__Exercise instructions__
Report each line of the data that includes the word "gate".

__Data records__

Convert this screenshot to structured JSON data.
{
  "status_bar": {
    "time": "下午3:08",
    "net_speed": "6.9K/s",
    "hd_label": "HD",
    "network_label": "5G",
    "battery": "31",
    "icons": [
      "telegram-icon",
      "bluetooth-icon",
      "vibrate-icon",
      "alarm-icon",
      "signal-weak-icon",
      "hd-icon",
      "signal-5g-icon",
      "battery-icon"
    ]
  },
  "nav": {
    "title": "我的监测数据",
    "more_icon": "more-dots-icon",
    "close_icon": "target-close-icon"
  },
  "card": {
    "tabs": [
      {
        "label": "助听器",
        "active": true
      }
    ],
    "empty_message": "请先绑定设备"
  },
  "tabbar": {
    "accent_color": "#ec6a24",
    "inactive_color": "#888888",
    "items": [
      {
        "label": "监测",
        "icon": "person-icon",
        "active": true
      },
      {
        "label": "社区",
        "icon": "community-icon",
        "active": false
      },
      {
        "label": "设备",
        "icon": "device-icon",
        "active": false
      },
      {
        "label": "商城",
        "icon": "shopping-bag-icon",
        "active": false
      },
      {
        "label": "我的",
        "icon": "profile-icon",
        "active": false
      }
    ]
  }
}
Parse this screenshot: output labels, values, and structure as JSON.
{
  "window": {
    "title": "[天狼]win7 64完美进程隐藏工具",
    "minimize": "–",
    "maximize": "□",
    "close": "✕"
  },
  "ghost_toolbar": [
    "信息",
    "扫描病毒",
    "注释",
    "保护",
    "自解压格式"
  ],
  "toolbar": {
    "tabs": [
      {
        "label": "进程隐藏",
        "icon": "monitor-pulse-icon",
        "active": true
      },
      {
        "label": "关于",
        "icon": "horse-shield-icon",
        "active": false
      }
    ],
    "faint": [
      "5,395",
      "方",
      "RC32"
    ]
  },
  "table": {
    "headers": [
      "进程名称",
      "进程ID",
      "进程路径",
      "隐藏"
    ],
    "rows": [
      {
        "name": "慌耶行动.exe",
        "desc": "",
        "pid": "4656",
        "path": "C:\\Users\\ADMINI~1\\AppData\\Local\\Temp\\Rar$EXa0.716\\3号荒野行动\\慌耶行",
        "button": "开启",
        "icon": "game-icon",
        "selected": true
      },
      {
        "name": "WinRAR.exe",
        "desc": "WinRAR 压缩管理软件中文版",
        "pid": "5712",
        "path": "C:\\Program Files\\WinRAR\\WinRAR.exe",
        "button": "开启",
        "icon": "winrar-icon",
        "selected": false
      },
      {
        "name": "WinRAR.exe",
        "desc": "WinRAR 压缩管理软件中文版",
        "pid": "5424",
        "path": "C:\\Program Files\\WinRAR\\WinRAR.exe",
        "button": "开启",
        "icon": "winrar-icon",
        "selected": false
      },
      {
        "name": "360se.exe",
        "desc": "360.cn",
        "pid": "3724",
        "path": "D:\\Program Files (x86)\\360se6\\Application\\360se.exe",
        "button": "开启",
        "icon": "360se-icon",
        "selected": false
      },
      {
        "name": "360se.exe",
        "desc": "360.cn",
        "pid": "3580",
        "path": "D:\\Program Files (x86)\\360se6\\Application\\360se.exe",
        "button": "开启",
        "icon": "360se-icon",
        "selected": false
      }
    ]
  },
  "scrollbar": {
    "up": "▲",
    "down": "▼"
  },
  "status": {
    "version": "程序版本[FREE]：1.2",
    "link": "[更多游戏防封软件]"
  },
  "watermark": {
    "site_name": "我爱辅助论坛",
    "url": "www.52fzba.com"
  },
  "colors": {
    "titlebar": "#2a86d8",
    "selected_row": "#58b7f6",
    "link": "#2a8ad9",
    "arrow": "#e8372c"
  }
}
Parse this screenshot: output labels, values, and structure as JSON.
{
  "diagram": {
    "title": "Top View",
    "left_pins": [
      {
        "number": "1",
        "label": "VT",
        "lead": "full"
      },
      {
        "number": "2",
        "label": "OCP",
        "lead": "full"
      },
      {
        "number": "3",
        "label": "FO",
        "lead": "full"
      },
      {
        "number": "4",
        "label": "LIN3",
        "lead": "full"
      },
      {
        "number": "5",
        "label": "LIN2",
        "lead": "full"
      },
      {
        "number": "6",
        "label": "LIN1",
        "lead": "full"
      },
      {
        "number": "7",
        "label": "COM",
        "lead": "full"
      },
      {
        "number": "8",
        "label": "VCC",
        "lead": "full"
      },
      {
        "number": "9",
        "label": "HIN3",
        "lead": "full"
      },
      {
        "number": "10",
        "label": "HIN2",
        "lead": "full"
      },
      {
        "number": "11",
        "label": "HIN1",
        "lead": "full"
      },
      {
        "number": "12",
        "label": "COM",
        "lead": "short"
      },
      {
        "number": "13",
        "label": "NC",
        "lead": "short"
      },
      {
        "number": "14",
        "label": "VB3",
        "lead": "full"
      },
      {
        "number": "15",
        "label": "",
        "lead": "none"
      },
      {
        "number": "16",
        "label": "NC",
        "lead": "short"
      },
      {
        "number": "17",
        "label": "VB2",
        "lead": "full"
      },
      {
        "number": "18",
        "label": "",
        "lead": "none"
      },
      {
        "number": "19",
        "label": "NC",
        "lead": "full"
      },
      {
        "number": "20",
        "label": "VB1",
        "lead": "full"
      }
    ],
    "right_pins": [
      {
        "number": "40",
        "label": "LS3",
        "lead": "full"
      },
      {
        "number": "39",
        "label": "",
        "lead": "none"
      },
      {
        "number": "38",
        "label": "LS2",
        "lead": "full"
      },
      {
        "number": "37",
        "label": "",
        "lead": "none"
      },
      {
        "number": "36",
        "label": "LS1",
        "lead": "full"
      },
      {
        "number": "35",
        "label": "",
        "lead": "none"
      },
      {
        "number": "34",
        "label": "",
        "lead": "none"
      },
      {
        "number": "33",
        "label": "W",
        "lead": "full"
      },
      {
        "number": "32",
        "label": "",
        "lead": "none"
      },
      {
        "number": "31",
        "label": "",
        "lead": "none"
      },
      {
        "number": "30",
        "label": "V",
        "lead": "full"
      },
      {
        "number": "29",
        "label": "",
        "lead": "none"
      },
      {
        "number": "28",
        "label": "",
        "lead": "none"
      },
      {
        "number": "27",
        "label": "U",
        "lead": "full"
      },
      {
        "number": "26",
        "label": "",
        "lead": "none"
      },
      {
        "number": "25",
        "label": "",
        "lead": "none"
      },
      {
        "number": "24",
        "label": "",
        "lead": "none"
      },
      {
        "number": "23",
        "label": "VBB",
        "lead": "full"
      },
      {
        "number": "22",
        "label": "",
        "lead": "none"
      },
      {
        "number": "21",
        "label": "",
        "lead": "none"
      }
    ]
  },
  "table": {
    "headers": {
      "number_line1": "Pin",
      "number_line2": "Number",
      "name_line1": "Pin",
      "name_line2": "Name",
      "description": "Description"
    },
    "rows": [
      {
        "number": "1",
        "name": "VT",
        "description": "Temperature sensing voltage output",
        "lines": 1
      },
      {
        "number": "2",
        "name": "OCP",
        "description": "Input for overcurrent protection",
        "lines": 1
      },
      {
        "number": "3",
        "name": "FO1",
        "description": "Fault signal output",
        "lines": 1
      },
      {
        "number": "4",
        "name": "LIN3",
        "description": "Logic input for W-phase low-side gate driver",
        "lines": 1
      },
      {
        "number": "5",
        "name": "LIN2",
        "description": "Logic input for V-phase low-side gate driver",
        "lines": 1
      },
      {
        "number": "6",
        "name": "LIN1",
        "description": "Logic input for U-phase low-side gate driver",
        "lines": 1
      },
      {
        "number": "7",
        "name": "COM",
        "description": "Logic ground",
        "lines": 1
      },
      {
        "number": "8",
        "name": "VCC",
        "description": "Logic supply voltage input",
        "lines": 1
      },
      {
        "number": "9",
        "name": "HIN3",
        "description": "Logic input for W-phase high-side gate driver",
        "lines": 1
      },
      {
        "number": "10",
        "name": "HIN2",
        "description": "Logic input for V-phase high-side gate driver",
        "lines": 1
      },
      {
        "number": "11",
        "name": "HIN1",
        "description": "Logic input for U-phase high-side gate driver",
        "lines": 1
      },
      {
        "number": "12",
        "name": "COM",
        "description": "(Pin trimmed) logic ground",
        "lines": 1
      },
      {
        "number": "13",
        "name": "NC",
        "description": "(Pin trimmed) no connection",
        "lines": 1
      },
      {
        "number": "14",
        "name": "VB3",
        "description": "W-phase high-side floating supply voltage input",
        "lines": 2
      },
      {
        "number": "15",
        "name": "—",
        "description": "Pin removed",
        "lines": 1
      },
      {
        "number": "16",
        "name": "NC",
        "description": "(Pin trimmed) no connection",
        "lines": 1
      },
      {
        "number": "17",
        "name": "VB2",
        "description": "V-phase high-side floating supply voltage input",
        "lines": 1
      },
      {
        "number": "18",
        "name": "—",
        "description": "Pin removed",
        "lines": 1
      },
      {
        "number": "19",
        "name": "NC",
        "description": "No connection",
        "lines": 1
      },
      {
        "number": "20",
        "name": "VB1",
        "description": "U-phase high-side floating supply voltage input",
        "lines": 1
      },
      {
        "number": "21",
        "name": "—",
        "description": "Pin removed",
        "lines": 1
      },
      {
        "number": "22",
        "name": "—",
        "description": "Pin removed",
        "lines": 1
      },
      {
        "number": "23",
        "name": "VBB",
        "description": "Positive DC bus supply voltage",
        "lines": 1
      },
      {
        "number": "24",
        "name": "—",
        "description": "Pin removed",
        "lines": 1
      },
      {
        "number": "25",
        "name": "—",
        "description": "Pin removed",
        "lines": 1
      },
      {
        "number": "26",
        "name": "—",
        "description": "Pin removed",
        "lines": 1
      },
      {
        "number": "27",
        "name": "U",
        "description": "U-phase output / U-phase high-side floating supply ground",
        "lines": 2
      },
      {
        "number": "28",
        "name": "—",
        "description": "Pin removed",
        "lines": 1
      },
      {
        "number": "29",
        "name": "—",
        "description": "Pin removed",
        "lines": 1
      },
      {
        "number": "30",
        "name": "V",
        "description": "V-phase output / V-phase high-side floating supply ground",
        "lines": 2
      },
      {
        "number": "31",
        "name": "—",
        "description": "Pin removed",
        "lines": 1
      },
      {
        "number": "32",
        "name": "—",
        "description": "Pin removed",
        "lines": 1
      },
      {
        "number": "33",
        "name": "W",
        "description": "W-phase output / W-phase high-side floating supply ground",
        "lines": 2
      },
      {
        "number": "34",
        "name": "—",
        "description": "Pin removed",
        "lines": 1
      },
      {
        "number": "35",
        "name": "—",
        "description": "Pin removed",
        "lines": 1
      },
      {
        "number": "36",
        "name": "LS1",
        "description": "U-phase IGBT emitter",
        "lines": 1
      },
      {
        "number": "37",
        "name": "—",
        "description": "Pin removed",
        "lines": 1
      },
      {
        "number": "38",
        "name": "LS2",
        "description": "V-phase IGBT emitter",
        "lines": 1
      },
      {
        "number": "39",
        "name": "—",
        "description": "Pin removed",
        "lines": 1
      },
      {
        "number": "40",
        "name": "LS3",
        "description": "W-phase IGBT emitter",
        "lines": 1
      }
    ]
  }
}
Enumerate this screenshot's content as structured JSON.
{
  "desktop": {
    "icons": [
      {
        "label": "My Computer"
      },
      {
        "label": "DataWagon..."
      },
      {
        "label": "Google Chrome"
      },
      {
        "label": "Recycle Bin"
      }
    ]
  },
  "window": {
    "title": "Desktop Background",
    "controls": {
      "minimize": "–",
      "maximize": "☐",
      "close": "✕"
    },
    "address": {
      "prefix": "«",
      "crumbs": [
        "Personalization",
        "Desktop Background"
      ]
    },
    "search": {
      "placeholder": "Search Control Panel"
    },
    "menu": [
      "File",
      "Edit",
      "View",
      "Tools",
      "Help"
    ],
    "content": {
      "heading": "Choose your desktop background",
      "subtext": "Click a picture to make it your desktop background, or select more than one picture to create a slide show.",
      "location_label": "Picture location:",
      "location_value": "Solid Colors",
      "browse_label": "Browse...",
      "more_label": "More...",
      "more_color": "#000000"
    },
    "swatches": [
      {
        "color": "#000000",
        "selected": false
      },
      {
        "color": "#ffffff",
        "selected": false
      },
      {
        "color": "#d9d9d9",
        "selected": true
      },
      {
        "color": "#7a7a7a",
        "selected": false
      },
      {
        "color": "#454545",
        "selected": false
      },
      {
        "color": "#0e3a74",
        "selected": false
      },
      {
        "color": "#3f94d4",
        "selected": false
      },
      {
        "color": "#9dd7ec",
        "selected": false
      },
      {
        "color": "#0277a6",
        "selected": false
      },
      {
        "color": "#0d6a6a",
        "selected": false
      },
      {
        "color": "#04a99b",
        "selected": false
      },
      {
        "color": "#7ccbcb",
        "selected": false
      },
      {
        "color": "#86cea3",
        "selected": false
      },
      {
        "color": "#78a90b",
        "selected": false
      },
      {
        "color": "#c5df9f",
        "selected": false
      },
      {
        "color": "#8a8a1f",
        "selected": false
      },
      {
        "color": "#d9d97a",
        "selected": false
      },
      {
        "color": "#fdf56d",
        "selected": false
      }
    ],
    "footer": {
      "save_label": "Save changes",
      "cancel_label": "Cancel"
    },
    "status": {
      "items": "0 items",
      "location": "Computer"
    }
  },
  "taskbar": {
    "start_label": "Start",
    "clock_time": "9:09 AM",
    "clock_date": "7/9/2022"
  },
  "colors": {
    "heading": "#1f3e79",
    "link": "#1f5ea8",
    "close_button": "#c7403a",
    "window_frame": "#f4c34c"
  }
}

__Response area__
        "description": "Logic input for W-phase low-side gate driver",
        "description": "Logic input for V-phase low-side gate driver",
        "description": "Logic input for U-phase low-side gate driver",
        "description": "Logic input for W-phase high-side gate driver",
        "description": "Logic input for V-phase high-side gate driver",
        "description": "Logic input for U-phase high-side gate driver",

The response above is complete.